If you drive without obtaining medical clearance, or fail to inform the licensing authority of your health condition, you might be criminally liable if you have an accident. Also, your insurance will not cover you.
You should also ask your insurance company if you need to alter your insurance policy after stroke or TIA.
Occupational therapy driving assessments
If you are still receiving rehabilitation, your treating team can organise a driving assessment if needed.
If you have been discharged from hospital, your general practitioner will need to complete a medical report and refer you for a driving assessment.
A driving assessment starts with an ‘off road’ assessment to find out if you are ready to drive again. You then take an ‘on road’ assessment with an occupational therapy driving assessor and a qualified driving instructor.
After your driving assessment you may:
- Be able to resume driving with your existing licence.
- Need to participate in a driver rehabilitation program that may include modifications to your vehicle. On successful completion, you will be able to resume driving with conditions placed on your licence.
- Have your licence suspended or cancelled.
Decisions can be reviewed if your medical condition improves. If you disagree with a decision, you have the right to a second opinion or to appeal in court.
If you have a severe and permanent disability, you can apply for subsidised taxi travel. Transport services may also be available to help you access shopping or medical appointments.
State licensing authorities
Australian Capital Territory
p. 13 22 81 www.rego.act.gov.au
New South Wales
p. 13 22 13 www.rta.nsw.gov.au
p. 1300 654 628 www.nt.gov.au/driving
p. 13 23 80 www.tmr.qld.gov.au
p. 13 10 84 www.transport.sa.gov.au
p. 1300 135 513 www.transport.tas.gov.au

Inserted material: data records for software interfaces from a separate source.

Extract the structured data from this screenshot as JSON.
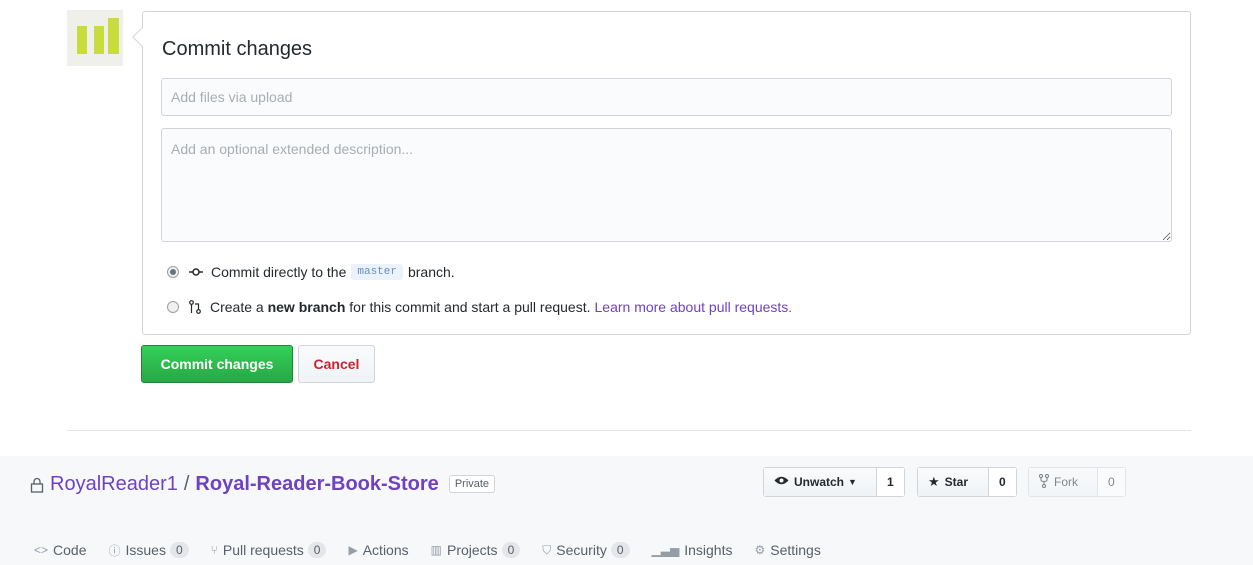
{
  "commit_form": {
    "title": "Commit changes",
    "summary_placeholder": "Add files via upload",
    "summary_value": "",
    "description_placeholder": "Add an optional extended description...",
    "option_direct": {
      "selected": true,
      "text_before": "Commit directly to the",
      "branch": "master",
      "text_after": "branch."
    },
    "option_new_branch": {
      "selected": false,
      "text_before": "Create a",
      "bold": "new branch",
      "text_after": "for this commit and start a pull request.",
      "link": "Learn more about pull requests."
    },
    "commit_button": "Commit changes",
    "cancel_button": "Cancel"
  },
  "repo": {
    "owner": "RoyalReader1",
    "separator": "/",
    "name": "Royal-Reader-Book-Store",
    "visibility": "Private",
    "actions": {
      "unwatch_label": "Unwatch",
      "unwatch_count": "1",
      "star_label": "Star",
      "star_count": "0",
      "fork_label": "Fork",
      "fork_count": "0"
    },
    "tabs": [
      {
        "label": "Code",
        "icon": "code-icon"
      },
      {
        "label": "Issues",
        "count": "0",
        "icon": "issue-icon"
      },
      {
        "label": "Pull requests",
        "count": "0",
        "icon": "pull-request-icon"
      },
      {
        "label": "Actions",
        "icon": "play-icon"
      },
      {
        "label": "Projects",
        "count": "0",
        "icon": "project-icon"
      },
      {
        "label": "Security",
        "count": "0",
        "icon": "shield-icon"
      },
      {
        "label": "Insights",
        "icon": "graph-icon"
      },
      {
        "label": "Settings",
        "icon": "gear-icon"
      }
    ]
  },
  "colors": {
    "primary_green": "#28a745",
    "link_purple": "#6f42c1",
    "cancel_red": "#cb2431",
    "header_bg": "#f6f8fa",
    "avatar_green": "#c8dc3c"
  }
}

p. 13 11 71 www.vicroads.vic.gov.au
p. 13 11 56 www.transport.wa.gov.au
Information on medical standards for assessing fitness to drive can be found at www.austroads.com.au
The health professionals at StrokeLine provide information, advice, support and referral. StrokeLine’s practical and confidential advice will help you manage your health better and live well.
Call 1800 STROKE (1800 787 653)
Join Australia’s online stroke community with videos, fact sheets, resources and support for stroke survivors, their family and friends.
Find an occupational therapist:
Occupational Therapy Australia
1300 682 878 www.otaus.com.au
Download the Driving after stroke fact sheet (PDF 526 KB)
For more information visit the EnableMe resource topic on Driving